The dance and music craze of Azonto, so influential it’s managed to shake the British establishment to its knees and produce paroxysms of movement from the Prime Minister and the heir to the throne, is the prime example. But even before Azonto made its impact, Ghanaian musicians had it going on, notably the hip-hop artists Mensa, and Wanlov Kubolor  – the duo known as FOKN BOIS.  Wanlov was brave and brazen enough to let it all hang out on national television – and the duo stepped up to the bigger, brasher, pretender to the giant of Africa throne on the song “Thank God We’re Not a Nigerians”, a song about all the things you want to tell Nigerians but were too shy to say. [I mean, I guess, it’s racist – but Nigerians should know they’ve arrived when their stereotype is so well drawn you can make a song out of it. Still, the Naija response was weak. Actually, can someone do a better Nigerian riposte?]

There are other musicians making their mark too, notably the singer, Efya, whose collaboration with the artist Oladipo is playful, sexy and elegant. [And she doesn’t seem to hold his Nigerianess against him].

And who switched us on to all these artists and musicians, some of the most interesting bloggers on the four ends of the continent; one of these bloggers, Kobina Graham, started and now edits Dust, probably one of Africa’s coolest magazines, chronicling Accra life and style, in a nattily creative and critical way.

The best of the blogs still has to be “Adventures from the Bedrooms of African Women” started by Nana Darkoa – which reveals and explores the sex lives of African women [and men] in an open, honest, and funny fashion.

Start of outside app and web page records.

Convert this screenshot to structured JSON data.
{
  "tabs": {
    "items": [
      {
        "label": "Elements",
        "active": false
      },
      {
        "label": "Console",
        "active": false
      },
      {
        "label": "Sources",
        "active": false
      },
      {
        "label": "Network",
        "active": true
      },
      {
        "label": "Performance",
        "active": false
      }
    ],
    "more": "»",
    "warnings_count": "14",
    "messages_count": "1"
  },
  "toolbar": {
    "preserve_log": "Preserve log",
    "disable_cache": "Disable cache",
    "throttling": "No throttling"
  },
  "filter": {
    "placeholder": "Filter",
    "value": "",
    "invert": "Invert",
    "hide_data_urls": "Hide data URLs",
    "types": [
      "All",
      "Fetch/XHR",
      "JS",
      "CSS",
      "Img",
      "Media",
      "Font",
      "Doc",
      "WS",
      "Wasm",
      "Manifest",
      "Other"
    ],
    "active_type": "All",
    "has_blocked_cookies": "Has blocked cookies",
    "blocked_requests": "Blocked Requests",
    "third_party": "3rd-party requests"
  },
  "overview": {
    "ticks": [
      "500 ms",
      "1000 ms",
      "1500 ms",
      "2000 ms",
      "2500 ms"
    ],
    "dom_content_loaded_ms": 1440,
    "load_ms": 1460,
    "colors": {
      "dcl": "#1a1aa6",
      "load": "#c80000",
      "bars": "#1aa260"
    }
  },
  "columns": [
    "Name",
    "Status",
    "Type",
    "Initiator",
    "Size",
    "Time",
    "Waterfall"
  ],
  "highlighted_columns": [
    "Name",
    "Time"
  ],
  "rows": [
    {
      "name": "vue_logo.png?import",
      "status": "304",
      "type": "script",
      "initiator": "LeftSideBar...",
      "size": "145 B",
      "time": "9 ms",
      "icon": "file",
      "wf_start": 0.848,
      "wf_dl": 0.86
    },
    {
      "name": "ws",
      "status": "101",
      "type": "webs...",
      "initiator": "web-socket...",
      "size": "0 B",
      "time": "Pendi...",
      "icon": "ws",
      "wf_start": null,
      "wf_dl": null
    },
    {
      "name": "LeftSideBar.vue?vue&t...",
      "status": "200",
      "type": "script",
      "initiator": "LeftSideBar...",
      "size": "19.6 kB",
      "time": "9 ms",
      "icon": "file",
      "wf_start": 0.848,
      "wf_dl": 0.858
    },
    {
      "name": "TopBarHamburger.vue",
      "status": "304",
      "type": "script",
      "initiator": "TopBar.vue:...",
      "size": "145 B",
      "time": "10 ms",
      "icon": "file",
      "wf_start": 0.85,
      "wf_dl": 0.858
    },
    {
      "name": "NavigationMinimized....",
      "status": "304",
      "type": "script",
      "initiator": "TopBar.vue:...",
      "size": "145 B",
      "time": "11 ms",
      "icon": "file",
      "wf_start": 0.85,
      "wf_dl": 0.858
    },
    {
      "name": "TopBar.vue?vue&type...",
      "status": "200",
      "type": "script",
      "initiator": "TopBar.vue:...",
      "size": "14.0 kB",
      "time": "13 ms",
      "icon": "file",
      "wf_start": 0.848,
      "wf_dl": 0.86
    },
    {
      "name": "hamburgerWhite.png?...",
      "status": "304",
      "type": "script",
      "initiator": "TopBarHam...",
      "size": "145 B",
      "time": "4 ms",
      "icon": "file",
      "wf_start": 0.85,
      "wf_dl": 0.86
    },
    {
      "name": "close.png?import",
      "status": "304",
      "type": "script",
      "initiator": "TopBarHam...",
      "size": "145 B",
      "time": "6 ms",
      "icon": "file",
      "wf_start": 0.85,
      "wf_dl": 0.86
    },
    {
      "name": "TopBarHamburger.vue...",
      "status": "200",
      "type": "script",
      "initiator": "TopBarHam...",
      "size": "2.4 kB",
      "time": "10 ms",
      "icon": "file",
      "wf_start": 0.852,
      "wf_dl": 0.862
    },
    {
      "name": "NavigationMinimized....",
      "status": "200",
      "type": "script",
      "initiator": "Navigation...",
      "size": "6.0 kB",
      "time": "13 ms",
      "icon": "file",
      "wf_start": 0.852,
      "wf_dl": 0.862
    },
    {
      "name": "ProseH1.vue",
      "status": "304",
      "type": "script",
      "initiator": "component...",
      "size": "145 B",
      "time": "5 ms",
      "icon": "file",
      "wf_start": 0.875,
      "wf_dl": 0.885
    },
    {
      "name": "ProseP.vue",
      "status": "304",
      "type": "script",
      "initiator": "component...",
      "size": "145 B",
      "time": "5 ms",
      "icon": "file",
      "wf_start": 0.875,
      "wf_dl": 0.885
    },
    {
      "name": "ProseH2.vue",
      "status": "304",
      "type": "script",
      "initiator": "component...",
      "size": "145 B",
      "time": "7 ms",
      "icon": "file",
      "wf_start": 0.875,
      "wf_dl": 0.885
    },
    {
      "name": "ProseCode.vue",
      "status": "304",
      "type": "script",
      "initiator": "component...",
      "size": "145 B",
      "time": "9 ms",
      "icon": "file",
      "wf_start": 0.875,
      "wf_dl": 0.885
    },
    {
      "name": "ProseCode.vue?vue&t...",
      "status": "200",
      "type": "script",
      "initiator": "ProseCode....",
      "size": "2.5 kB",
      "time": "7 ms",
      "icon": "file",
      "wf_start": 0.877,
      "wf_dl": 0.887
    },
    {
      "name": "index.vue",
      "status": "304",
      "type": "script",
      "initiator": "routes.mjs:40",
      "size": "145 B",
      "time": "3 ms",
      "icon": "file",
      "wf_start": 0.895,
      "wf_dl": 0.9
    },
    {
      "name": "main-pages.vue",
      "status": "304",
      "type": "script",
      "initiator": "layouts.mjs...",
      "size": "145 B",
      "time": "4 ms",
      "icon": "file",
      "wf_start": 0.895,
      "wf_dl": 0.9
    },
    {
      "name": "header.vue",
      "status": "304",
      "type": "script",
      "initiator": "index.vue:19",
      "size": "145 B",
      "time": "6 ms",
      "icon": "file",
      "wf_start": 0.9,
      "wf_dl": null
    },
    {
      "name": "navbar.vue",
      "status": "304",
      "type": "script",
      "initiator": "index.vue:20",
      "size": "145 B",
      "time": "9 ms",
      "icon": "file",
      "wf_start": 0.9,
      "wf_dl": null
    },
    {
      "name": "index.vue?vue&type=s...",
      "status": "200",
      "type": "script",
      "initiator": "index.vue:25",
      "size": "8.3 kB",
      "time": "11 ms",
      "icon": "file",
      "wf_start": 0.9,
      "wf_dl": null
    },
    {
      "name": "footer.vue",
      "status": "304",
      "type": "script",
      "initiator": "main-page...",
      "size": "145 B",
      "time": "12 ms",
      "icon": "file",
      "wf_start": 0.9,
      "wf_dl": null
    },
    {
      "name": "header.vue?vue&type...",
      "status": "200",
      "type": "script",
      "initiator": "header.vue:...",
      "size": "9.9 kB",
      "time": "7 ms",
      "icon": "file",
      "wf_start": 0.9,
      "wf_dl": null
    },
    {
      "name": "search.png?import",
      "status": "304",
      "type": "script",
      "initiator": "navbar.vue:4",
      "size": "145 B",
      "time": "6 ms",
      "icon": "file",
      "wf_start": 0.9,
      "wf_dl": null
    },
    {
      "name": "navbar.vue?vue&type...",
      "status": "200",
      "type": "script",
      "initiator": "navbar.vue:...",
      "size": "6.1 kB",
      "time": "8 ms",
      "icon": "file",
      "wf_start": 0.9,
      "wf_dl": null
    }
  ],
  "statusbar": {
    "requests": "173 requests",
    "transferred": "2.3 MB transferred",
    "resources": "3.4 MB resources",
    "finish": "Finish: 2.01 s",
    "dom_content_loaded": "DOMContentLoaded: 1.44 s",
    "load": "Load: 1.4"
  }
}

To top it all, the country seems to be on a steady upward economic trajectory that it’s larger cousin and rival can only envy – and take advantage of for holidays, and homes away from home. The place is home to a university that actually has the objective of creating people who can think critically, and don’t just ‘sabi book’ – you have to admire a place with universities that are not just aiming to create ‘leaders’ but know what kind of leader they want to create.

All in all, Ghanaian cool seems to be based on something slightly different from Nigerian cool – [which is the ultimate arbiter, isn’t it?] – which seems to emerge out of the manifestation of a thousand fragile egos puffing themselves against the wind; “Ghanaian cool” seems to have a certain louche reserve about it, less brazen more regal, as if all this orderliness is effortless. It’s very polite. The question is, my fellow West Africans, can you maintain it once you get oil money?

Dele Meiji